While space is often seen as the realm where the most advanced version of humanity should emerge, I began to question the infrastructure that underpins our presence there. It became evident to me that this infrastructure itself speaks volumes about our inherently anthropocentric way of existing on Earth. As a result, infrastructure, tool, technology and survival strategies became a recurring theme in my project. However, I didn’t simply recycle it; instead, I adapted it to fit into the narrative I sought to convey.

Delving further into the exploration of outer space, I gradually came to recognize that Earth itself is undergoing a radical transformation. The anthropocentric manner in which we inhabit our planet is contributing to an increasingly radicalized environment. This realization further fueled my artistic endeavors, pushing me to explore the intricate relationship between humanity, non-human agents, technology, and the accelerated changes of our earthly home.

Credit: Ars Electronica / Mario Schmidhumer

And what are the next steps for this project?
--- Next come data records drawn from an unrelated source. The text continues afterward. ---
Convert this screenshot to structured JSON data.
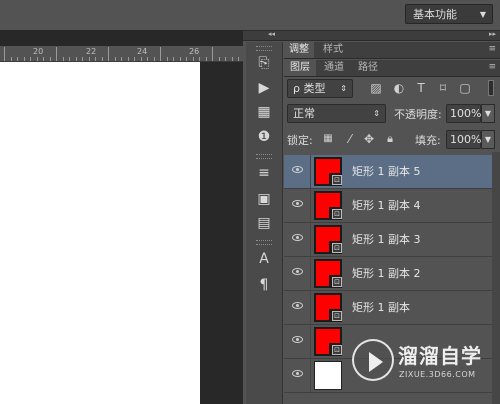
{
  "topbar": {
    "workspace_label": "基本功能",
    "workspace_arrow": "chevron-down-icon"
  },
  "ruler": {
    "labels": [
      "20",
      "22",
      "24",
      "26"
    ]
  },
  "tabs_adjust": {
    "items": [
      "调整",
      "样式"
    ],
    "active": 0
  },
  "tabs_layers": {
    "items": [
      "图层",
      "通道",
      "路径"
    ],
    "active": 0
  },
  "filter": {
    "kind_label": "ρ 类型"
  },
  "blend": {
    "mode": "正常",
    "opacity_label": "不透明度:",
    "opacity_value": "100%"
  },
  "lock": {
    "lock_label": "锁定:",
    "fill_label": "填充:",
    "fill_value": "100%"
  },
  "layers": [
    {
      "name": "矩形 1 副本 5",
      "selected": true,
      "type": "shape",
      "color": "#ff0000"
    },
    {
      "name": "矩形 1 副本 4",
      "selected": false,
      "type": "shape",
      "color": "#ff0000"
    },
    {
      "name": "矩形 1 副本 3",
      "selected": false,
      "type": "shape",
      "color": "#ff0000"
    },
    {
      "name": "矩形 1 副本 2",
      "selected": false,
      "type": "shape",
      "color": "#ff0000"
    },
    {
      "name": "矩形 1 副本",
      "selected": false,
      "type": "shape",
      "color": "#ff0000"
    },
    {
      "name": "",
      "selected": false,
      "type": "shape",
      "color": "#ff0000"
    },
    {
      "name": "",
      "selected": false,
      "type": "background",
      "color": "#ffffff"
    }
  ],
  "watermark": {
    "title": "溜溜自学",
    "subtitle": "ZIXUE.3D66.COM"
  },
  "colors": {
    "accent_selected": "#5b6e86",
    "panel": "#535353",
    "dark": "#282828"
  }
}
Dorotea Dolinšek: I am currently stationed at the Ars Electronica Center’s BioLab, where I will be dedicating my time until the end of June. This space serves as my primary workspace for the project, where I collaborate with scientist Anastasia Bragina. Simultaneously I am remotely developing the exoskleletion-design with designer Barbara Susnik. Upon returning to Kersnikova Institute, we have plans to construct the technological part of the project together with artist Dimitri Morozov. I feel grateful to collaborate with such an exceptional assemblage of wonderful experts. Once the project reaches its completion, it will be showcased at the highly anticipated Ars Electronica Festival, scheduled to take place in September. This prestigious event will serve as a platform for presenting the finished outcome of our collective efforts.

Any plans for the future?

Dorotea Dolinšek: My focus is on the current, ongoing pursuit of cultivating and expanding my artistic practice.

Do you have any tips for aspiring media artists who want to participate in residences?

Dorotea Dolinšek: When it comes to applying for EMAP, I believe it is essential to carefully consider and select the right partner and institution to collaborate with. Having a strong idea, accompanied y a well-thought-out plan, is of course crucial. Then again, what might be even more crucial is the flexibility one should possess to turn everything one has made upside down or even destroy in order to get to the core of the initial point of departure.

This and other exciting projects will be on display at the Ars Electronica Festival from September 6 to 10, 2023.

Dorotea Dolinšek is Ljubljana based post media artist. She holds a bachelor degree in painting that she gained at Academy of fine arts in Venice. Currently, she’s working on her master thesis at Academy in Ljubljana, Video and new media art department. She’s collaborating with Kersnikova Institute (Kapelica Gallery) since 2020. In 2021 she received a student award at the International Festival of Computer Arts in Maribor, Slovenia.